Credit Scores

We recognize how confusing it can be to understand your credit profile. Yet, it’s one of the most important things to fully understand because it impacts your financial health tremendously. To help you, we’ve provided a breakdown below of what you should know about the differences between a credit score, credit rating, and how debt relief options impact your rating.

What is a credit profile?

Your credit profile consists of a credit report, credit score, and credit rating, and it is maintained by Canada’s credit reporting agencies, Equifax Canada and TransUnion Canada.

What is a credit report?

A credit report is a detailed report of your credit history, including a credit score and credit rating. It shows a summary of the amount and all types of credit you have, the length of time you have had these accounts, and your track record in paying bills. It is updated on a regular basis by companies that lend you money or issue credit cards (banks, credit unions, etc.).

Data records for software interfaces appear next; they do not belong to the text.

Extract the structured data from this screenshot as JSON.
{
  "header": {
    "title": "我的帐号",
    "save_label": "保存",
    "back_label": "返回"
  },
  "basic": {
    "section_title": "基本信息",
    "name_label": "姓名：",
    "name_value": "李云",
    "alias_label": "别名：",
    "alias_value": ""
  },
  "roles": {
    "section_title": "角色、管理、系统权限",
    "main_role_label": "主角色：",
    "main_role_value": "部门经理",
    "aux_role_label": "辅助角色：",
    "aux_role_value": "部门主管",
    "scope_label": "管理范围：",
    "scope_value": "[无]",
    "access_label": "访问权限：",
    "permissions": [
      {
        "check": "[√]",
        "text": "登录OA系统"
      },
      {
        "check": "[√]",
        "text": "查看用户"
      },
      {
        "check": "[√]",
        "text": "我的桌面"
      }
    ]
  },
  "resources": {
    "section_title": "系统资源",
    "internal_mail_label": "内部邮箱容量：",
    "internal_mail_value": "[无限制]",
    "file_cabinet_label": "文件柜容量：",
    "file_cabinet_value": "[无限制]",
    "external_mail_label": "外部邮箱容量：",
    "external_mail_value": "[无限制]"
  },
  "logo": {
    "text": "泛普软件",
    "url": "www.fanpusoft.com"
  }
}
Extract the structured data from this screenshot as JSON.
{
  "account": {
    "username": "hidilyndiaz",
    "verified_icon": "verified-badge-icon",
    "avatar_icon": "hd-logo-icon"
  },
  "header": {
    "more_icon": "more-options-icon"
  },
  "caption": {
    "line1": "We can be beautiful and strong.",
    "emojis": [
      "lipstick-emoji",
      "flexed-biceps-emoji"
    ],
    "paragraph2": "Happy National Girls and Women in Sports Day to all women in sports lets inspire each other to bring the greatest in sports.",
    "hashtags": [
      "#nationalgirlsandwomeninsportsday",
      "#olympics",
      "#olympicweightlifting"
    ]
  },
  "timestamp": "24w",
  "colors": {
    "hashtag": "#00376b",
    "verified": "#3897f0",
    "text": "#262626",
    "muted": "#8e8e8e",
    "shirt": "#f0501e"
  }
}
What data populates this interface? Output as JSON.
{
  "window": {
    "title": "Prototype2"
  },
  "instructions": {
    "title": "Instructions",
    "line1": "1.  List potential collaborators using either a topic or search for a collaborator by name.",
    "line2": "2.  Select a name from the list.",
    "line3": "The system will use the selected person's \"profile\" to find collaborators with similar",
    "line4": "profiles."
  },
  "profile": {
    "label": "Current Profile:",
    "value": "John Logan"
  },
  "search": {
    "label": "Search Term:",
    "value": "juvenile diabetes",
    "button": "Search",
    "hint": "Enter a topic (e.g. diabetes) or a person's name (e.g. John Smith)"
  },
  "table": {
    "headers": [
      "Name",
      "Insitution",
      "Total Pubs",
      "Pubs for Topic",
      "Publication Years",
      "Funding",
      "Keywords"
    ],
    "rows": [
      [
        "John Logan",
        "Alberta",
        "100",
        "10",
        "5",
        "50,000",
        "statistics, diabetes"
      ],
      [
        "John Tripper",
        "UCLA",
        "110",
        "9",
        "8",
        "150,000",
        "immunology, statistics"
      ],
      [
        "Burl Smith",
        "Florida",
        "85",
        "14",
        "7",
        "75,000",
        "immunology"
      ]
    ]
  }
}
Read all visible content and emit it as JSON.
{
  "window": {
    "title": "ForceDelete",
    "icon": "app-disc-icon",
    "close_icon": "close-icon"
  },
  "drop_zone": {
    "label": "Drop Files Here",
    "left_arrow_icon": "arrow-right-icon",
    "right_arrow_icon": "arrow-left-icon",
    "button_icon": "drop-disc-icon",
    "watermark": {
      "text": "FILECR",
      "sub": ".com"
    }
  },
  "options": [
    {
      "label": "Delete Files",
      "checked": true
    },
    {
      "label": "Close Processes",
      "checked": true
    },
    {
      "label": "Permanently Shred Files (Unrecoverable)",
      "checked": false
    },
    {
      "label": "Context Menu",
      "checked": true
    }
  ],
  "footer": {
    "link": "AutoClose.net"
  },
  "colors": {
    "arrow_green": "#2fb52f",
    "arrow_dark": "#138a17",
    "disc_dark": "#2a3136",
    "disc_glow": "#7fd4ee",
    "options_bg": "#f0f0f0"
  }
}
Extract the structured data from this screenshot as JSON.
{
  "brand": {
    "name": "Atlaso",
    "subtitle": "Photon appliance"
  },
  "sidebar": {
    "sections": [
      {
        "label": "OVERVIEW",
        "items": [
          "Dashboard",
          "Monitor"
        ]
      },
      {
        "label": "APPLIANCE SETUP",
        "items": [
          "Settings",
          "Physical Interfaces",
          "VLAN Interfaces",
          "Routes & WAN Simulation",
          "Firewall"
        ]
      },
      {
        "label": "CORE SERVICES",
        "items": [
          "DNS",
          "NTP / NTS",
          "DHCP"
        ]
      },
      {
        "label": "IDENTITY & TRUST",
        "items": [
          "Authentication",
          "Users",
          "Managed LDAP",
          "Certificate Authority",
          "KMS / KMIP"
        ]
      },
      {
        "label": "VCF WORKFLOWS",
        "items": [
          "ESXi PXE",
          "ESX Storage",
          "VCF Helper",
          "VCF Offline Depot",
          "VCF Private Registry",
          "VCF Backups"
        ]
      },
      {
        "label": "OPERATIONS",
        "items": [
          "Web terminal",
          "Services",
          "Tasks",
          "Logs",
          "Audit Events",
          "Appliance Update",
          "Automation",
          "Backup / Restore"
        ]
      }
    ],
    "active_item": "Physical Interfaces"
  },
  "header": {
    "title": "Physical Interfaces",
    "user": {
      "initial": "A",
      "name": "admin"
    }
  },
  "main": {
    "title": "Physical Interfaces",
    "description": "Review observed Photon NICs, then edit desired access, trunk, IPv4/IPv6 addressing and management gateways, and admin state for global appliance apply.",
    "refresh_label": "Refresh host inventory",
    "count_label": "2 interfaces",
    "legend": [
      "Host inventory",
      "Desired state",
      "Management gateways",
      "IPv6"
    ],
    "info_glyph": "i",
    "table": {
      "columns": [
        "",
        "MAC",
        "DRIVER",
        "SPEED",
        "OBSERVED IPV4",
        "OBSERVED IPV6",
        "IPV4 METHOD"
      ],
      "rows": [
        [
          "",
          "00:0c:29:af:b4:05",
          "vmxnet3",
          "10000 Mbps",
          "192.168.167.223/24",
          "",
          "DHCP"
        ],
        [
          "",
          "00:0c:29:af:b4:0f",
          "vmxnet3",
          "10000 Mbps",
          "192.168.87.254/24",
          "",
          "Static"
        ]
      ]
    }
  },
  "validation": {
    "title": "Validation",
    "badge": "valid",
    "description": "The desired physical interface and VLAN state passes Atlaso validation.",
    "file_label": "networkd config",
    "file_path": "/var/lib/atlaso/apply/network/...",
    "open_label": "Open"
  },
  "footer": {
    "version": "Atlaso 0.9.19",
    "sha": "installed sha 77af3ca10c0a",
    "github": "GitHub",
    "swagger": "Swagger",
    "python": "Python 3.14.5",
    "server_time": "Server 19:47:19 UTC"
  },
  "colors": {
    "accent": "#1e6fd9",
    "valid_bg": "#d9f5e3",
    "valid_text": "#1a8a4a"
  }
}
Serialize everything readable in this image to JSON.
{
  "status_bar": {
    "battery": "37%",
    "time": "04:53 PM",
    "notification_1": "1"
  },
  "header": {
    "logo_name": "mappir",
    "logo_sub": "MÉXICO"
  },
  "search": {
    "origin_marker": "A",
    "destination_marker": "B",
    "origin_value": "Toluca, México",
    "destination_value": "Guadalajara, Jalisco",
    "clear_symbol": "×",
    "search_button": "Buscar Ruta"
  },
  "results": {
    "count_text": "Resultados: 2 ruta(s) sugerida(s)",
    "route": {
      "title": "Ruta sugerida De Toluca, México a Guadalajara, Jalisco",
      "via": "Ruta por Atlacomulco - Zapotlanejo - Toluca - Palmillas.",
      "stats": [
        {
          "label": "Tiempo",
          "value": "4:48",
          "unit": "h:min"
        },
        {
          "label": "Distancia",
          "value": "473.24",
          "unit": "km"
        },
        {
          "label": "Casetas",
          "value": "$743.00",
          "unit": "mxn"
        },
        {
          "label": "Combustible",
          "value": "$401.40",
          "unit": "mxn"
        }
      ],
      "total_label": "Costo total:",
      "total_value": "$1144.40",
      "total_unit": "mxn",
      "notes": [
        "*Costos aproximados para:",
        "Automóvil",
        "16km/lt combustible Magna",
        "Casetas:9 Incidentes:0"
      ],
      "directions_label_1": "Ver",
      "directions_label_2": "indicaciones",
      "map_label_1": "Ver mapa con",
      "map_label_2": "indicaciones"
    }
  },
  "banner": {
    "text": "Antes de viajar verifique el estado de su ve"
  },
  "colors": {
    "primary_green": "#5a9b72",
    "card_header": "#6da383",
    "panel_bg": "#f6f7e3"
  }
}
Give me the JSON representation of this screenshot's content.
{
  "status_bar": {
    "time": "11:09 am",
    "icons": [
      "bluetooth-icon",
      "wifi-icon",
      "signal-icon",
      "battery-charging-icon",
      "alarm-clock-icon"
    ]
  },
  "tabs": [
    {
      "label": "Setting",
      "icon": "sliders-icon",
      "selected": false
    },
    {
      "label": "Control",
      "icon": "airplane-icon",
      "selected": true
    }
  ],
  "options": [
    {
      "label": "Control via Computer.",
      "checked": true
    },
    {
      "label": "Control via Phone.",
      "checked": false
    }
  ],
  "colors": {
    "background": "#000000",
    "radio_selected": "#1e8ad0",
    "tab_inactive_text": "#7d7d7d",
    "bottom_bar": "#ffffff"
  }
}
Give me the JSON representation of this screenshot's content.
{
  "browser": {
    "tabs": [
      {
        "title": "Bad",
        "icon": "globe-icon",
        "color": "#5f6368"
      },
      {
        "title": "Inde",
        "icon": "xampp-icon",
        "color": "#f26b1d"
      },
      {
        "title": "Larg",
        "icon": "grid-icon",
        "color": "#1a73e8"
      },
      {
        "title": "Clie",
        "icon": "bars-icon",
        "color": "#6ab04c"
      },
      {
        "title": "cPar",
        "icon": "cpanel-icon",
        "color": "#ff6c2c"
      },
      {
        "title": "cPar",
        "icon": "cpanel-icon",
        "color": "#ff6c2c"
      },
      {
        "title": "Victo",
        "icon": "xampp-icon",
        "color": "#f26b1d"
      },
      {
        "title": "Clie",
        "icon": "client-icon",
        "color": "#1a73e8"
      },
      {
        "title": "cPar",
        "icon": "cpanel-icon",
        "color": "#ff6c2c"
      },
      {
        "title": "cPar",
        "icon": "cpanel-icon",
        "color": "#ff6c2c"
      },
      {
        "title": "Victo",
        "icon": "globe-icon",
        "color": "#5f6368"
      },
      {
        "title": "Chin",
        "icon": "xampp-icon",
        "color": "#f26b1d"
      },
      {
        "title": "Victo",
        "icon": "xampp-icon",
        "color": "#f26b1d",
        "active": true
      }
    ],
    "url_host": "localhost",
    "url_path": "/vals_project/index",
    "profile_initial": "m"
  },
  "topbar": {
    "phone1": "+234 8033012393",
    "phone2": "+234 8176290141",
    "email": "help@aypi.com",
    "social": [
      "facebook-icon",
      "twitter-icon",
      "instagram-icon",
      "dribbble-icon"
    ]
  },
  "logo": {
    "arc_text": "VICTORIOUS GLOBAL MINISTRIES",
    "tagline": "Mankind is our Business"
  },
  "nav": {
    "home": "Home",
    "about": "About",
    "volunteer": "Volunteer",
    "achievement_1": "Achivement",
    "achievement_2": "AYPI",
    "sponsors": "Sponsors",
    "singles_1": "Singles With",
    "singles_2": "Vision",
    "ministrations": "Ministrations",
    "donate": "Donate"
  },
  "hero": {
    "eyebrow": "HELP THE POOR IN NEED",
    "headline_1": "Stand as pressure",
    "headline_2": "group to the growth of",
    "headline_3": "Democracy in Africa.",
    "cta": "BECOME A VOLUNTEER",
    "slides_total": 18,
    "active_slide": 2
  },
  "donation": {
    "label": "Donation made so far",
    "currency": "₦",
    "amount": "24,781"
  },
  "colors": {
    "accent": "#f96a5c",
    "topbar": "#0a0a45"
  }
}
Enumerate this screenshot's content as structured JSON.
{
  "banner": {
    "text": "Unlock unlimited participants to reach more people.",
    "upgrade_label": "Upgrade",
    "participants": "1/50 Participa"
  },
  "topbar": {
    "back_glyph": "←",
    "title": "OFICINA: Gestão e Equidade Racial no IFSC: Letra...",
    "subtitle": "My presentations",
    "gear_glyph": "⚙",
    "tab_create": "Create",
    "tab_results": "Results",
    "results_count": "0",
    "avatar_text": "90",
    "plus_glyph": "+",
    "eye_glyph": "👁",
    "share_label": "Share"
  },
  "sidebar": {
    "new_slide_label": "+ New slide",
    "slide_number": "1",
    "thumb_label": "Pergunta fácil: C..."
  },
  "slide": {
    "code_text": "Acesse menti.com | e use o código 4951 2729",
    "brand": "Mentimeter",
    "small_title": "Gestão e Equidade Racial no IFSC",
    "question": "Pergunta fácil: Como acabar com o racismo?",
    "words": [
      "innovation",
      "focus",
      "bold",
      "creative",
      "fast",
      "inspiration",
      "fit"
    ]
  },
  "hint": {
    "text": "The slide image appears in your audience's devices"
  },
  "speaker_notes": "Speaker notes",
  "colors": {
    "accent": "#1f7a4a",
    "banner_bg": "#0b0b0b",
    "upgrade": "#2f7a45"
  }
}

What’s the difference between a credit score and a credit rating?

 

Credit score

A credit score is an indicator of your creditworthiness based on criteria such as payment history, outstanding credit balances, debt level, types of credit, etc. The higher your credit score, the lower the risk you pose to creditors and lenders.

Credit rating

A credit rating is a payment record on a scale from 1 to 9. A rating of “1” means you pay your bills within 30 days of the due date. A rating of “9” means your debt has been sent to a collection agency, or that you have declared bankruptcy. An “I”, “O”, or “R” in front of the number describes the type of credit:

  • “I” is installment credit (a car loan, for example) – pay a specified amount on a regular basis
  • “O” is open credit (line of credit, student loan, for example) – borrow money as needed up to a specified limit
  • “R” is revolving credit (credit cards, for example) – make regular payments in varying amounts

How does a debt management plan, consumer proposal, or bankruptcy affect my credit rating?

If your debt level has reached a point where a debt management plan (DMP), consumer proposal, or bankruptcy are needed, your credit rating is often already at its lowest before you even sign a DMP, file a consumer proposal or bankruptcy. It’s a popular misconception where people who have been making minimum payments and using one card to pay another believe they have ‘good credit’. A debt management plan and consumer proposal result in the same credit score, an R7 and a bankruptcy results in an R9.

Can I improve my credit score?

Of course. Our Licensed Insolvency Trustees can help you set up credit rebuilding during and upon completion of your consumer proposal or bankruptcy.

Fiduciaires agréés par l'insolvabilité depuis 1958